In mid-September 2011, "Occupy Wall Street" protesters began using Zuccotti Park as a rallying area and campground in part because it held the desirable combination of being a public plaza required to stay open 24 hours a day yet also a privately owned park not subject to the same curfew restrictions as New York's other public parks. Thus the protesters could occupy the park around the clock and could not be removed by the NYPD except at the behest of the park's owners, Brookfield Office Properties.
Robert Hunter Biden, the son of Vice-President Joseph Biden, is an attorney who was a founding partner of Oldaker, Biden & Belair (now known as
Oldaker Law Group), a law and government relations firm, and who is now a partner at Rosemont Seneca Partners, an alternative investment and market advisory firm, as well as counsel to the Boies, Schiller, Flexner law firm.
Back in 2002 and 2003, Oldaker, Biden & Belair was retained to undertake some lobbying efforts on behalf of Brookfield Office Properties. However, we could not find evidence of any professional or business connection between Hunter Biden and Brookfield Office Properties since 2003. Biden quit working as a federal lobbyist in 2008, and we found no connection between Brookfield Office Properties and either of the firms with which he is currently associated.
Diana L. Taylor is often described in the press as being the "girlfriend" or "domestic partner" of New York’s mayor Michael Bloomberg (a former Republican who ran for a third term as mayor in 2009 as an independent candidate). Ms. Taylor is a managing director at Wolfensohn & Company, an investment and advisory firm, and also sits on the board of directors of Brookfield Office Properties.

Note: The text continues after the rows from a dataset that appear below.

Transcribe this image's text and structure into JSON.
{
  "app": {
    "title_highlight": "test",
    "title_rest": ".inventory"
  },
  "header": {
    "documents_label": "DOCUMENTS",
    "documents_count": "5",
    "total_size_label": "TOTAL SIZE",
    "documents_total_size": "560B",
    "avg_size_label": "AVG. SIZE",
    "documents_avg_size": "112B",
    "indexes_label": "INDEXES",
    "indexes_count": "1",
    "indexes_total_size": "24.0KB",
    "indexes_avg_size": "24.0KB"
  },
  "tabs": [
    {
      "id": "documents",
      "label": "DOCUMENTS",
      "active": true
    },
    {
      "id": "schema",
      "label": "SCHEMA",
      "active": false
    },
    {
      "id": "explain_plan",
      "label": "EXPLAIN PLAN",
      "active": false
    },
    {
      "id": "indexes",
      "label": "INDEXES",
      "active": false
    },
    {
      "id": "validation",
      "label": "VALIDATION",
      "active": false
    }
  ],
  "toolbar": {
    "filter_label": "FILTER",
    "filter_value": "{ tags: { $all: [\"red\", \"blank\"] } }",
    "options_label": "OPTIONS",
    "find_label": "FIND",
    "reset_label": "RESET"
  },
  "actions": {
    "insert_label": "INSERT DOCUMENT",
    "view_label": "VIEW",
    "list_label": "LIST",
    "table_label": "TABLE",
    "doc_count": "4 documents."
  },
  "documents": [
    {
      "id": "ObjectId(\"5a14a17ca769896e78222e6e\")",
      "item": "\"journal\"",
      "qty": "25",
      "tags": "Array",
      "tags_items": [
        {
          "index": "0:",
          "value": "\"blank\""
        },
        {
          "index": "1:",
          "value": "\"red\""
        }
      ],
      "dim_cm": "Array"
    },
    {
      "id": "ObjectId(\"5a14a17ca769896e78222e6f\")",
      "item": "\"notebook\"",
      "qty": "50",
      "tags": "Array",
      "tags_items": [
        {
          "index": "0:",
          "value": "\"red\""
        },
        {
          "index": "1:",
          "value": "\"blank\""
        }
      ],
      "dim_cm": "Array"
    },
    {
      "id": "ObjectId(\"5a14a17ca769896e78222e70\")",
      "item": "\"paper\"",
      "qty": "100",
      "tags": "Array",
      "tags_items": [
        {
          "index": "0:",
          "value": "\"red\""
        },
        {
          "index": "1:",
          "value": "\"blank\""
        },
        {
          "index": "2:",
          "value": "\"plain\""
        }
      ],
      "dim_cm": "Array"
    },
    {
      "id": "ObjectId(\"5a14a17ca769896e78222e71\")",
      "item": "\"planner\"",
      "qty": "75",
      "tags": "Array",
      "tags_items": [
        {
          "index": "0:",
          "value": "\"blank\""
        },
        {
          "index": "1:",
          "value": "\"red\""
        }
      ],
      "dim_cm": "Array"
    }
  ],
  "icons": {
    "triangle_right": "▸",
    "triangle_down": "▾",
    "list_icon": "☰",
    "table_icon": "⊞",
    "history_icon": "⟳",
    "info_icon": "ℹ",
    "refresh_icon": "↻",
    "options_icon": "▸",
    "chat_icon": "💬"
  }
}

In September 2011, the Department of Energy's Loan Programs Office finalized a partial guarantee (80%) of a $168.9 million loan to Granite Reliable Power for the development of a wind turbine farm (windpark) in New Hampshire "consisting of 33 Vestas V90 3.0-MW turbines, said to be enough to power 20,000 homes and offset 124,000 tons of carbon annually."
The quote about voting attributed to Soviet dictator Josef Stalin is most likely an apocryphal one.
On 15 November 2011, a New York judge upheld the city's dismantling of the Occupy Wall Street encampment, ruling that the protesters' first amendment rights didn't entitle them to camp out indefinitely in the plaza.